---------- Data provided ----------

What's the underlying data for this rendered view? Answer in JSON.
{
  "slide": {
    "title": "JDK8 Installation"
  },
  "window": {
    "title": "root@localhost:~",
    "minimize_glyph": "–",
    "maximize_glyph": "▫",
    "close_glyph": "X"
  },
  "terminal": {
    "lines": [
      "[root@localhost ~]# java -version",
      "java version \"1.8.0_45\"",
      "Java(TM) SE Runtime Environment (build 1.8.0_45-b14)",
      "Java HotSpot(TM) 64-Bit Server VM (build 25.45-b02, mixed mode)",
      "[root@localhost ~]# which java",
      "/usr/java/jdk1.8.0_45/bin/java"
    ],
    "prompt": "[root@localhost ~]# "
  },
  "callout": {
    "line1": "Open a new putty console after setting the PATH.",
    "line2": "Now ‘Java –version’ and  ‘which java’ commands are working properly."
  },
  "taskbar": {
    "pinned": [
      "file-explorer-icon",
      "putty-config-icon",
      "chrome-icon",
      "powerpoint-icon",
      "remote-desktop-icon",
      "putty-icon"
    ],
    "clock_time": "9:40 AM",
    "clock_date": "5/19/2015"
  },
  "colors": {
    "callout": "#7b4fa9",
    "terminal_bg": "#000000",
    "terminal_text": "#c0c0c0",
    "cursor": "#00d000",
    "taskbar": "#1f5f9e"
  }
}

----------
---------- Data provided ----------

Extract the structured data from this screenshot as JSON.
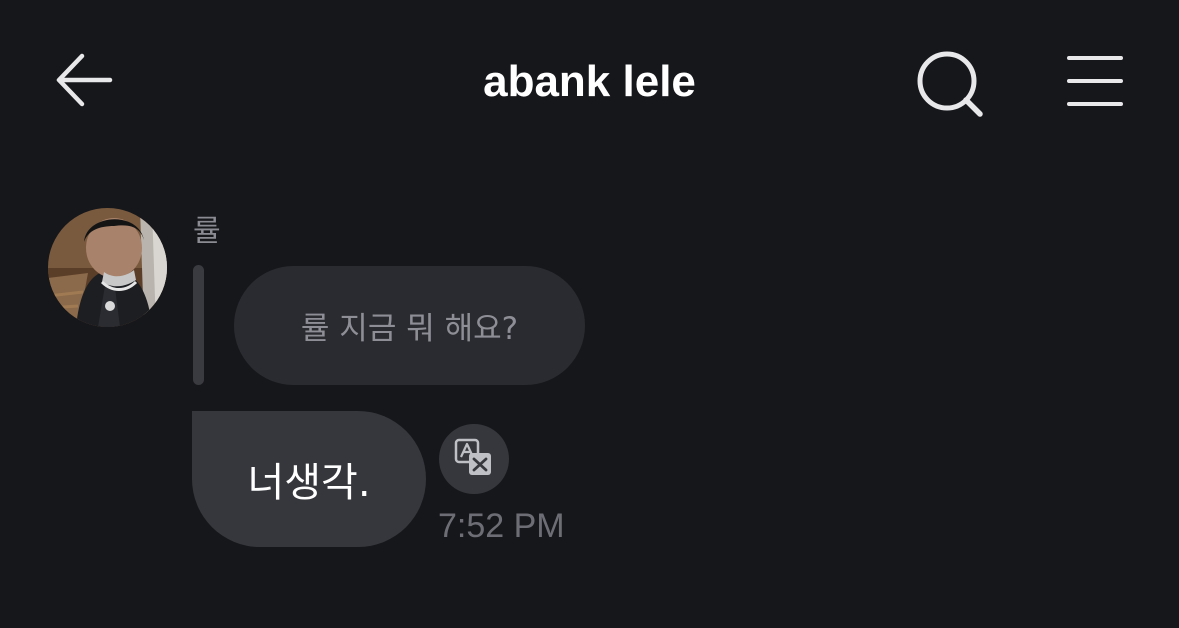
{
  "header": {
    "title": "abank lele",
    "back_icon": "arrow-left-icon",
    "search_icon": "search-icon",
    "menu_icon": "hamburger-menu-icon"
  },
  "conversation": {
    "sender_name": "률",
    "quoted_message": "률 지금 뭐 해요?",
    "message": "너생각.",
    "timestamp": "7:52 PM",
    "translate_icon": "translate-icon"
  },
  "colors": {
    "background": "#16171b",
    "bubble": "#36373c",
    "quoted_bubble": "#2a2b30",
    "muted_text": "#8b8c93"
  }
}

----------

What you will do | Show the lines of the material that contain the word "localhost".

Answer to this exercise |
    "title": "root@localhost:~",
      "[root@localhost ~]# java -version",
      "[root@localhost ~]# which java",
    "prompt": "[root@localhost ~]# "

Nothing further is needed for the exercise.